A debate has broken out over health care – not in Washington, but in Trenton – and there is a real difference of opinion to consider. Chris Christie wants to allow New Jersey companies to be able to buy into health insurance plans that are regulated by another state, but not necessarily regulated by New Jersey.
The argument is that with all of the mandates that New Jersey requires, health insurance is more expensive here. So let’s go to another state without so many mandates to find affordable health care.
So what are these mandates?
Breast cancer seems to be the topic de TV de jure. Now the National Women’s Law Center (NWLC) ranks New Jersey as “meets policy” for mammograms because we “…require private insurers to cover annual mammograms for women age 40 and older.” New Jersey also requires that mammograms be covered for younger women with a history of breast cancer in their families.
Let’s say a New Jersey business could go to a Michigan insurance company to get health insurance. The NWLC ranks Michigan as “weak policy” because
“… they only require insurers to offer mammogram coverage as a benefit in employer-sponsored insurance plans, but have not required that it be a mandated benefit in all of these insurance plans.”
Let’s go a step further and let that New Jersey business seek coverage from a Utah company. That state gets a “no policy” rating from the NWLC because Utah does “… not have any requirements regarding insurance coverage for mammograms.”
When questioned on the matter of insurance coverage, Christie described some patients as being exceptions and not the rule, in one case, that of a younger person contracting a disease. In his opinion, those exceptions are costing New Jerseyans more money because Trenton makes a mandate for coverage.
Chris, let’s set the record straight: Well, actually, most people are healthy, so being sick at all is actually an exception, and that’s why we have insurance.
How may women under 40 get breast cancer? According to the Cleveland Clinic,
“Only 5 percent of all breast cancer cases occur in women under 40 years old. However, breast cancer can strike at any age, and all women should be aware of their personal risk factors for breast cancer.”
In effect, Chris Christie’s position is that these five percent of women are the exceptions, and it’s costing New Jerseyans too much money in health care premiums to give them mammogram coverage.
I don’t know about you, but I wouldn’t want one of my young nieces to be stuck with high medical bills because Christie thinks of them as nothing more than an “exception.”

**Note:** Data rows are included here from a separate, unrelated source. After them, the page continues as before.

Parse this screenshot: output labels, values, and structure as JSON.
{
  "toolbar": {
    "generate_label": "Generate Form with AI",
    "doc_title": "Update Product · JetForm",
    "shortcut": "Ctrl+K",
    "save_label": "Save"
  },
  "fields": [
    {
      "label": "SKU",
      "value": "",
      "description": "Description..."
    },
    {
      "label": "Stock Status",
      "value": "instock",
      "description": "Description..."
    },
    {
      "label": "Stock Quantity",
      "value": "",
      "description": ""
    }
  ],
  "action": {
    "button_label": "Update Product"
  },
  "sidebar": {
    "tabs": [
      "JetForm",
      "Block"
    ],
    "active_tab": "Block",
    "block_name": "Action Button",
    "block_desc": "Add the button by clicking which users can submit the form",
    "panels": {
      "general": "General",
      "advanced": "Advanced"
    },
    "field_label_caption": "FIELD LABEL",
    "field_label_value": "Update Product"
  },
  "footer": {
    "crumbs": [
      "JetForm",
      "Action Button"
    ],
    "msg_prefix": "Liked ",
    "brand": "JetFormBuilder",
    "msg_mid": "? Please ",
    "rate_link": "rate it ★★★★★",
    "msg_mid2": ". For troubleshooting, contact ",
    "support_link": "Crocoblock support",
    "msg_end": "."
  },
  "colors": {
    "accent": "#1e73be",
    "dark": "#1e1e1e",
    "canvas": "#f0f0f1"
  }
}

Let’s say a young woman is working in New Jersey for a company that got its health care insurance from Utah. She finds a lump in her breast. She’d have to pay for the mammogram out of her own pocket. But what if she couldn’t afford the procedure? That’s the debate, and that’s the difference between Corzine and Christie.

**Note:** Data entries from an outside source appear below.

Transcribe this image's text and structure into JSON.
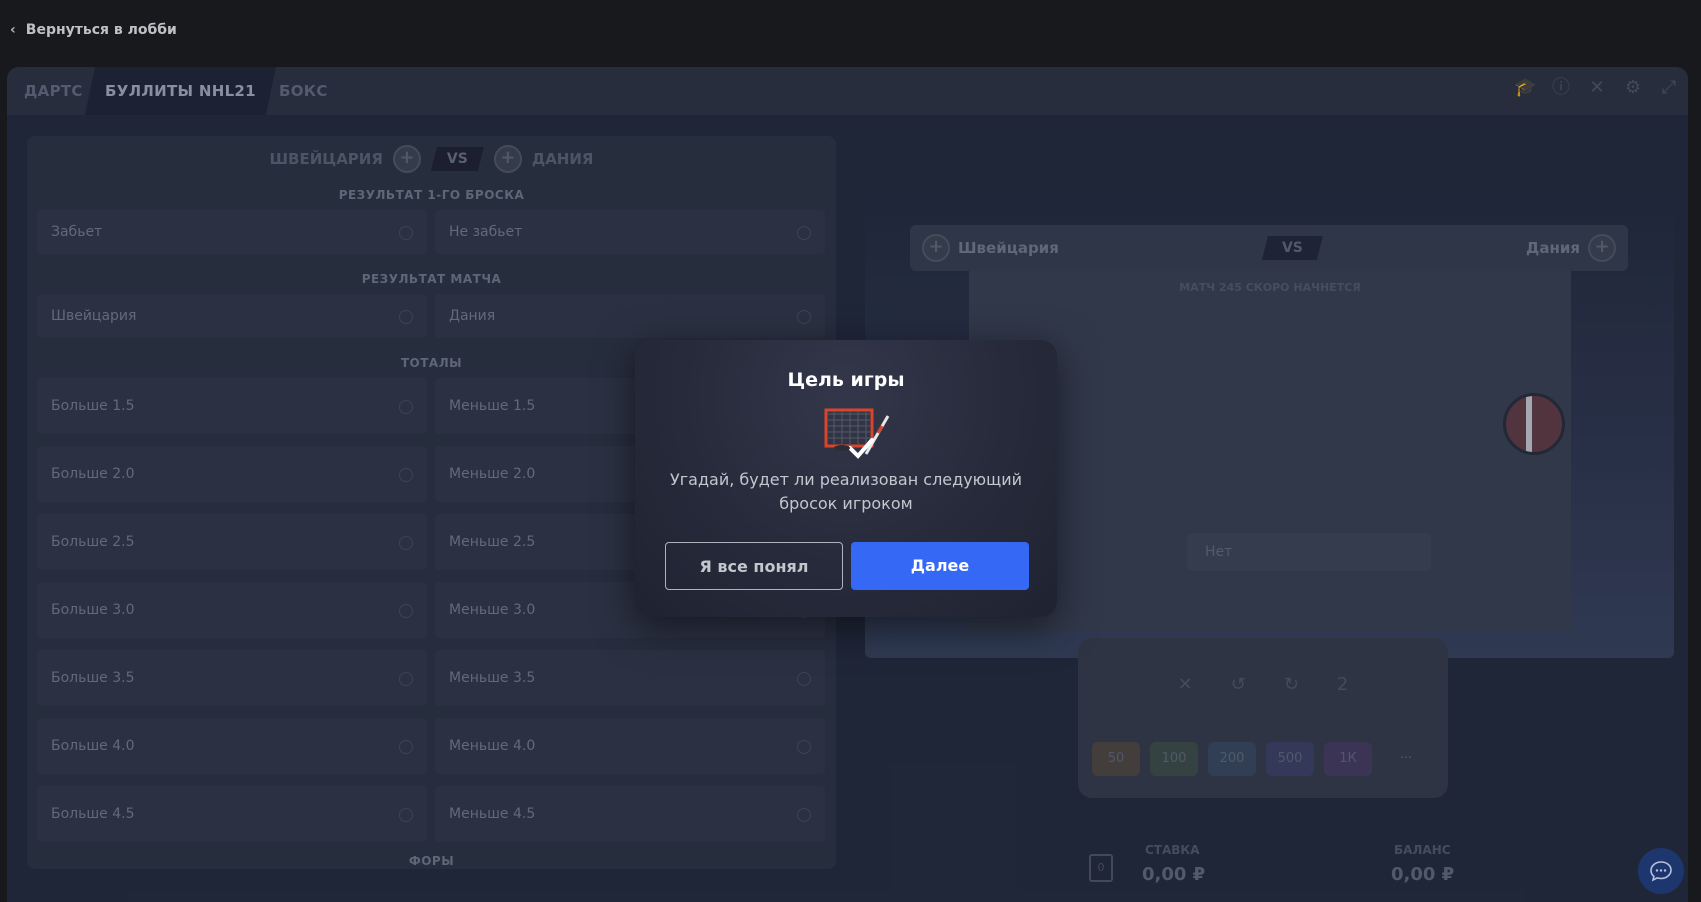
{
  "back": {
    "label": "Вернуться в лобби"
  },
  "tabs": [
    "ДАРТС",
    "БУЛЛИТЫ NHL21",
    "БОКС"
  ],
  "tools": [
    "graduation-cap-icon",
    "info-icon",
    "sound-off-icon",
    "gear-icon",
    "fullscreen-icon"
  ],
  "bets": {
    "team1": "ШВЕЙЦАРИЯ",
    "team2": "ДАНИЯ",
    "vs": "VS",
    "sections": {
      "first_shot": "РЕЗУЛЬТАТ 1-ГО БРОСКА",
      "match_result": "РЕЗУЛЬТАТ МАТЧА",
      "totals": "ТОТАЛЫ",
      "handicaps": "ФОРЫ"
    },
    "first_shot": [
      "Забьет",
      "Не забьет"
    ],
    "match_result": [
      "Швейцария",
      "Дания"
    ],
    "totals": [
      [
        "Больше 1.5",
        "Меньше 1.5"
      ],
      [
        "Больше 2.0",
        "Меньше 2.0"
      ],
      [
        "Больше 2.5",
        "Меньше 2.5"
      ],
      [
        "Больше 3.0",
        "Меньше 3.0"
      ],
      [
        "Больше 3.5",
        "Меньше 3.5"
      ],
      [
        "Больше 4.0",
        "Меньше 4.0"
      ],
      [
        "Больше 4.5",
        "Меньше 4.5"
      ]
    ]
  },
  "arena": {
    "team1": "Швейцария",
    "team2": "Дания",
    "vs": "VS",
    "status": "МАТЧ 245 СКОРО НАЧНЕТСЯ",
    "no_label": "Нет"
  },
  "betbox": {
    "chips": [
      "50",
      "100",
      "200",
      "500",
      "1К"
    ],
    "more": "···",
    "multiplier": "2"
  },
  "footer": {
    "stake_label": "СТАВКА",
    "stake_value": "0,00 ₽",
    "balance_label": "БАЛАНС",
    "balance_value": "0,00 ₽",
    "wallet_digit": "0"
  },
  "modal": {
    "title": "Цель игры",
    "text": "Угадай, будет ли реализован следующий бросок игроком",
    "ok_label": "Я все понял",
    "next_label": "Далее"
  },
  "colors": {
    "primary": "#3468f5",
    "background": "#1a1b1e"
  }
}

What if Christie took this position to other areas of policy? That other NJ state mandates don’t need to be followed because its “cheaper”.

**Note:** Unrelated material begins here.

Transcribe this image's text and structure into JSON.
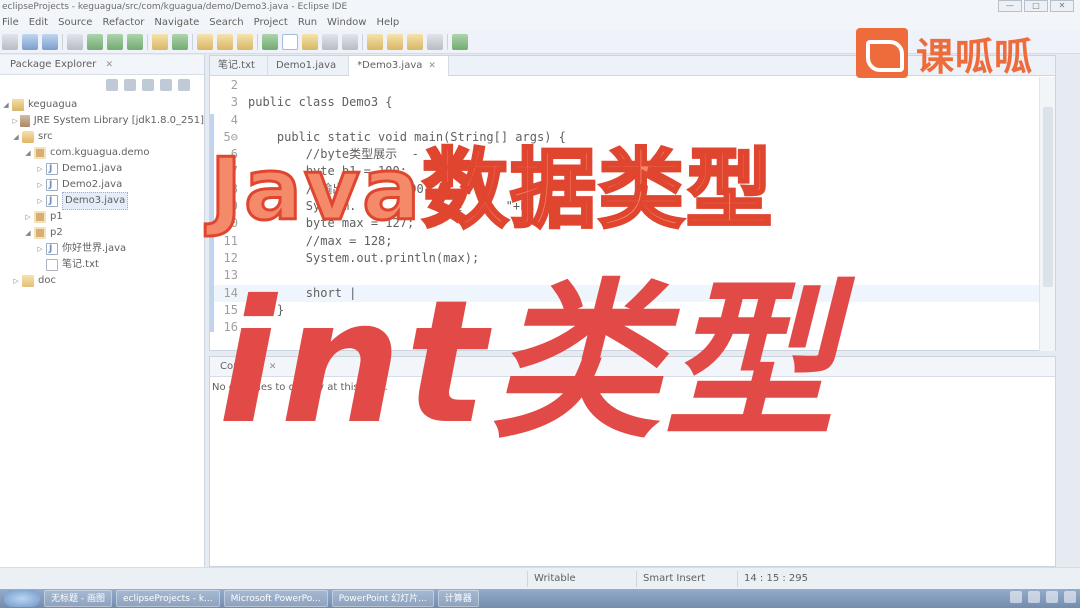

Maybe it would be cheaper for school districts in New Jersey to abide by the educational standards of Mississippi or Alabama? Of course, that would save us a little in property taxes, but I don’t think many families in New Jersey want their kids going to schools with less “mandates.”
What if we let counties in New Jersey abide by the environmental standards of West Virginia? What about companies in New Jersey being able to abide by the labor standards of Louisiana?
There are many reasons why we live in New Jersey, and that’s because we don’t think of our neighbors as exceptions.